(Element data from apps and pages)
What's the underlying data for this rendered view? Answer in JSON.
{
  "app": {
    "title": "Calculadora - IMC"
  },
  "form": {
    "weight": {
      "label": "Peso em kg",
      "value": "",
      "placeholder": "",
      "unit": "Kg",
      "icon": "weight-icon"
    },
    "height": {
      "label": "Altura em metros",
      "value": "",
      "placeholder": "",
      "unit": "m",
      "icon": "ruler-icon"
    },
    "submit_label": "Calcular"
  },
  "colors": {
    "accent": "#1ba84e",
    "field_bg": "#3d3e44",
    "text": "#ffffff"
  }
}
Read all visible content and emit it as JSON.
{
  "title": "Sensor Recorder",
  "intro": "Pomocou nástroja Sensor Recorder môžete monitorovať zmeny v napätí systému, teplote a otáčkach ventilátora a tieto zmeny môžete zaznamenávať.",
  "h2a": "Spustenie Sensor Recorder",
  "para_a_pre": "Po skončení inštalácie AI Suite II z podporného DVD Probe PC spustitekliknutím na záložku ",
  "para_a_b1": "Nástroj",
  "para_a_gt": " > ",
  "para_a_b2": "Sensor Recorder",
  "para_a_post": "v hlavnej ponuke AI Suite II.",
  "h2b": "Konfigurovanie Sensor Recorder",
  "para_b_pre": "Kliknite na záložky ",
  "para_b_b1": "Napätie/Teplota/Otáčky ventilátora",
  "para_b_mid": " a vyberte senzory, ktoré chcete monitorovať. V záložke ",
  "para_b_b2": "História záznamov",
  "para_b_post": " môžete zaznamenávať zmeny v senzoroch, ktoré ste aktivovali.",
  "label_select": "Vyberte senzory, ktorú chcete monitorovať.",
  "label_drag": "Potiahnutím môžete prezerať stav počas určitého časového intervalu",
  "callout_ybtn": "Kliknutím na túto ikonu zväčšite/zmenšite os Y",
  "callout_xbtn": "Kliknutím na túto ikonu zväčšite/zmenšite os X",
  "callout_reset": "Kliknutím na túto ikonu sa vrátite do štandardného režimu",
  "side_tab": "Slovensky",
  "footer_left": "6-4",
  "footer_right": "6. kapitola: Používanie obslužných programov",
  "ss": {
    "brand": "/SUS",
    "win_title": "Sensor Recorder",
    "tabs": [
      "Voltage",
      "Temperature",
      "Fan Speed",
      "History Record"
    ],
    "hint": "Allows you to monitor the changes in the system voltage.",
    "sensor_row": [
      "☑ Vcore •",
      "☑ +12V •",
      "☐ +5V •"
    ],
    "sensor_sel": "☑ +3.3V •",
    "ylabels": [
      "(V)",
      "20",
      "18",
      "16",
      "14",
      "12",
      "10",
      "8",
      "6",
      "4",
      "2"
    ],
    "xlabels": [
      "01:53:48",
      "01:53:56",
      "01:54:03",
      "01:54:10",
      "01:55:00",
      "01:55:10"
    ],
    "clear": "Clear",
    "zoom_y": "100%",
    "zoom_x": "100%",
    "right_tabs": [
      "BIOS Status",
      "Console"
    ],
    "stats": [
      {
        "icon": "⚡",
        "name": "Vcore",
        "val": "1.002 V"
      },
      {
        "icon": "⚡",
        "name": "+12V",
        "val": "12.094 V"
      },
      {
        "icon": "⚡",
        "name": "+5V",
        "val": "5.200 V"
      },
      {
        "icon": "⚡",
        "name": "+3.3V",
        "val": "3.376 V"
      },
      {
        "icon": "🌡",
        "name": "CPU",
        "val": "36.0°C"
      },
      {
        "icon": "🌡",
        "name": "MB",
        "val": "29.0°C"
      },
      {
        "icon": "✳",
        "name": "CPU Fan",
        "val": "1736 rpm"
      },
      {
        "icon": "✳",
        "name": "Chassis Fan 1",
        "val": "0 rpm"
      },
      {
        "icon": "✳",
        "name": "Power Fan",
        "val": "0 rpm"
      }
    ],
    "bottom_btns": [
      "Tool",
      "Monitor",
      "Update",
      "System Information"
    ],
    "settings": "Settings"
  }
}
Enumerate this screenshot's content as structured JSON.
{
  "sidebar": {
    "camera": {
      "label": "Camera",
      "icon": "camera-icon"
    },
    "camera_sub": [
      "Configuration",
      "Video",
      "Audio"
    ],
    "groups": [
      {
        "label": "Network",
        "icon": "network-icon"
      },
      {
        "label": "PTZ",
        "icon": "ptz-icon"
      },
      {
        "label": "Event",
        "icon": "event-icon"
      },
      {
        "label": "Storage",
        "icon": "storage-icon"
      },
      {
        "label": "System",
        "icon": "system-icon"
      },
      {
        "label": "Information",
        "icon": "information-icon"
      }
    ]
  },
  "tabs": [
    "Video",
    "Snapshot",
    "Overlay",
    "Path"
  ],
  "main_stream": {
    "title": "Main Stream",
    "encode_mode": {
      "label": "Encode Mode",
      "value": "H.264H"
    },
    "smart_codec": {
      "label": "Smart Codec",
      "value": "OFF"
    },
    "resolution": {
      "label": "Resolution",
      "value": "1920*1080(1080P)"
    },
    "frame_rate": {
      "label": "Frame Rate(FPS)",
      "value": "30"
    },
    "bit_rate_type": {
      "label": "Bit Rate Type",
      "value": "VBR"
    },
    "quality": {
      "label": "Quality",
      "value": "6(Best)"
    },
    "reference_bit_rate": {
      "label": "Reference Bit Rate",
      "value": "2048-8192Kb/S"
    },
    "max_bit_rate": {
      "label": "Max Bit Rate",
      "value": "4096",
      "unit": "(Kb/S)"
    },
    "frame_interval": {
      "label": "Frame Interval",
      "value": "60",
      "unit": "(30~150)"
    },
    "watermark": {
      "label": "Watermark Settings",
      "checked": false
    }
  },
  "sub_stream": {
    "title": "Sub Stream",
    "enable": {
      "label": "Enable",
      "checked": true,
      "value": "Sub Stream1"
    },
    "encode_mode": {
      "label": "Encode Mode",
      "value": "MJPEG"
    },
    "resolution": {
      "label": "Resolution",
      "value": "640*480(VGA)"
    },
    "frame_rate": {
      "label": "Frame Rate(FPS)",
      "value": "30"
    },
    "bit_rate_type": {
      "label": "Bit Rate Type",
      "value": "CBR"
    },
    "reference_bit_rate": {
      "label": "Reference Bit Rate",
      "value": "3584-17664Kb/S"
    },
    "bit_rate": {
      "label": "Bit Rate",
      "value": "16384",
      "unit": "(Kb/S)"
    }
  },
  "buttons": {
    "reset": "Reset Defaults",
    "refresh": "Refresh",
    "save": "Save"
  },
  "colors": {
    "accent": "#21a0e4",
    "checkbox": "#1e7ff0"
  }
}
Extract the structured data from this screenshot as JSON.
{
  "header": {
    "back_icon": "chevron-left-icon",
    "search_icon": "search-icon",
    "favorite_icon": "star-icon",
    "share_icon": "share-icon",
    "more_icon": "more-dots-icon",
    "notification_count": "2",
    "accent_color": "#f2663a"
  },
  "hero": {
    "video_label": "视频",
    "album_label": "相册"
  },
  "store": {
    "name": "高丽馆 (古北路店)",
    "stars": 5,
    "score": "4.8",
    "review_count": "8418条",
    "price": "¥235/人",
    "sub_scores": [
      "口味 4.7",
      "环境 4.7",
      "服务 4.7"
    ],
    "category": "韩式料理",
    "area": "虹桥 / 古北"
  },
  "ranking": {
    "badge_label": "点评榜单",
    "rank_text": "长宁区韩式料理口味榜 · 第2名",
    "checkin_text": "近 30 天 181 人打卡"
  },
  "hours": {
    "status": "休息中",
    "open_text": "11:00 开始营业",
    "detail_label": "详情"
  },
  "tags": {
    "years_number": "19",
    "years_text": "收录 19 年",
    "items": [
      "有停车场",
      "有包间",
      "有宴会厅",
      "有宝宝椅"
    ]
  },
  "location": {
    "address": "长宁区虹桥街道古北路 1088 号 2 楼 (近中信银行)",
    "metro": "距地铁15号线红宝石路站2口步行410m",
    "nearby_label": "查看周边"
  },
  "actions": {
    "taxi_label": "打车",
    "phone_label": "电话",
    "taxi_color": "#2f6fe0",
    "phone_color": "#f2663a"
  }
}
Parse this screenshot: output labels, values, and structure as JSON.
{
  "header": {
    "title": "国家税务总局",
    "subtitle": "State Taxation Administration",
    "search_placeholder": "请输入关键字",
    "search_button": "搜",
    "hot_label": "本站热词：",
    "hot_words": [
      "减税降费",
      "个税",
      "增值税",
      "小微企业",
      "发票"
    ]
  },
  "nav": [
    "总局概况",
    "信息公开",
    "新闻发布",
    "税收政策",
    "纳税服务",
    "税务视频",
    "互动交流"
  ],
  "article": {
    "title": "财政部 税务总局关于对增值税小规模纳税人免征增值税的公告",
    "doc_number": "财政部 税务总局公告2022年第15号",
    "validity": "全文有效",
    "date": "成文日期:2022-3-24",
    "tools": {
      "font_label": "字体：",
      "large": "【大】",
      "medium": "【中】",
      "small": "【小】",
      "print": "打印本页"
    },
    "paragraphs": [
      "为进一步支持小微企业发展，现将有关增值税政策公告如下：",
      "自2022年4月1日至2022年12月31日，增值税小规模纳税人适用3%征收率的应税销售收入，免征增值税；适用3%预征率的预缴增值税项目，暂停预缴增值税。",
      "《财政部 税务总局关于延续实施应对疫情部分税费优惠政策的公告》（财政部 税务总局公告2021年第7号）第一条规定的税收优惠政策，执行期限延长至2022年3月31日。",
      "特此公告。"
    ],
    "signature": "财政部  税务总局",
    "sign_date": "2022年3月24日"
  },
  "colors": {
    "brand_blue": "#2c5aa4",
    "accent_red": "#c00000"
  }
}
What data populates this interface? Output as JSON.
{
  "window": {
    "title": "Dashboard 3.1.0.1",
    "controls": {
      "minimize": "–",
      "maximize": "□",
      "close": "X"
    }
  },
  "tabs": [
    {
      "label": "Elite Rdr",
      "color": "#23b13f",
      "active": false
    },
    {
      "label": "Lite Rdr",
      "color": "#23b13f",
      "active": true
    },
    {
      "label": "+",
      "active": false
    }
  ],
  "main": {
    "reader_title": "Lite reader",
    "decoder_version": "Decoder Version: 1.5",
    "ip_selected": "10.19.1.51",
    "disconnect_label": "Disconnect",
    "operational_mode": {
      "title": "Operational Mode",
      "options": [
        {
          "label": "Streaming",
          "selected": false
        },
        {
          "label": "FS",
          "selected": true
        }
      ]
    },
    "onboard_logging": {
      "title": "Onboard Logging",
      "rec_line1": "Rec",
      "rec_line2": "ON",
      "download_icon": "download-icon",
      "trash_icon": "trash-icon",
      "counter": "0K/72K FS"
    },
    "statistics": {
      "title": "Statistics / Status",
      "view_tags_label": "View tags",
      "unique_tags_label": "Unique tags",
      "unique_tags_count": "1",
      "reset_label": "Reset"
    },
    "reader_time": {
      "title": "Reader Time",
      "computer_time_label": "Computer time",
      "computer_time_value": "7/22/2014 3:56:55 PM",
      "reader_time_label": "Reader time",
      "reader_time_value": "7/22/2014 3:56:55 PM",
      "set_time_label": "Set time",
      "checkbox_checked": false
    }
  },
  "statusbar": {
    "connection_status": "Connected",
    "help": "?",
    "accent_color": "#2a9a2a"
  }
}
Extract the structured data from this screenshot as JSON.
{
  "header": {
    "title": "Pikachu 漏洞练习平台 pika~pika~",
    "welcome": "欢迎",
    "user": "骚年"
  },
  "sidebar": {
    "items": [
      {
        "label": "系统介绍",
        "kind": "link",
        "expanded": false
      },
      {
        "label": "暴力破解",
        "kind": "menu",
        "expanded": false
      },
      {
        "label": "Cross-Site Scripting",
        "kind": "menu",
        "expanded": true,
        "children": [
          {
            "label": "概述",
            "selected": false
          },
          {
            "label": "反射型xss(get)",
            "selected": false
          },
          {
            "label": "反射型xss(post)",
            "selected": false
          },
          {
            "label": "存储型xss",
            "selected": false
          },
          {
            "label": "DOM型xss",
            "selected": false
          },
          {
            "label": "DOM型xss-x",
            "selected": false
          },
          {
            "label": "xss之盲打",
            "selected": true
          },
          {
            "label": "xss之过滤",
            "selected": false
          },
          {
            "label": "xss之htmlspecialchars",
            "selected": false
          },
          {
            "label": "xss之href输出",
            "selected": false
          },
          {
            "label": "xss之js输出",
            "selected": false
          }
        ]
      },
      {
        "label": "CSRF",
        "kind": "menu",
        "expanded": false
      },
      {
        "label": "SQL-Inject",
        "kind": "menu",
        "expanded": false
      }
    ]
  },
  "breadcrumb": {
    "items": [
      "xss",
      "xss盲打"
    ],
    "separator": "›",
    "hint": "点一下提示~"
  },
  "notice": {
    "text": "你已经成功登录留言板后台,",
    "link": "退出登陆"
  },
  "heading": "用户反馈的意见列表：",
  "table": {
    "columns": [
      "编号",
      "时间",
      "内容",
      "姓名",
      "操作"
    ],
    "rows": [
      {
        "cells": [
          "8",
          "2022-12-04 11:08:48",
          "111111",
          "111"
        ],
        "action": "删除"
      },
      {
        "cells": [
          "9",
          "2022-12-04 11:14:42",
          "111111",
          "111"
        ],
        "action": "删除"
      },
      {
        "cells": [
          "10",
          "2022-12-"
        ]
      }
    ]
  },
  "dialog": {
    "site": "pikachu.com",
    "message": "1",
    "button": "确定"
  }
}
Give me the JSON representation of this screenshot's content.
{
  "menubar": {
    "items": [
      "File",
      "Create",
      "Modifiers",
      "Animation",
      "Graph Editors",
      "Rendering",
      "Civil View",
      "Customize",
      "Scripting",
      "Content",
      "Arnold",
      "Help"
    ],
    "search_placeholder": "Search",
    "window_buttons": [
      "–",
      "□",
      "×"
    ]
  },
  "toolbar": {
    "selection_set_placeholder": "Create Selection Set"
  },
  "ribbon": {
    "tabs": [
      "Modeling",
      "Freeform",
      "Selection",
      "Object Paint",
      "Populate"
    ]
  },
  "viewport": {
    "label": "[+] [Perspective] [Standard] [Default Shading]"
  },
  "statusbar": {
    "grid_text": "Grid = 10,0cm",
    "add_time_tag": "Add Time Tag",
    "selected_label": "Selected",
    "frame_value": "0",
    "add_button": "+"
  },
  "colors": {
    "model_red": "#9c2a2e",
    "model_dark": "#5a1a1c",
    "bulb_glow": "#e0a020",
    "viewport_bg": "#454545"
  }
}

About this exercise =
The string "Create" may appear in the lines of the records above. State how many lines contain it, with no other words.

Response area =
2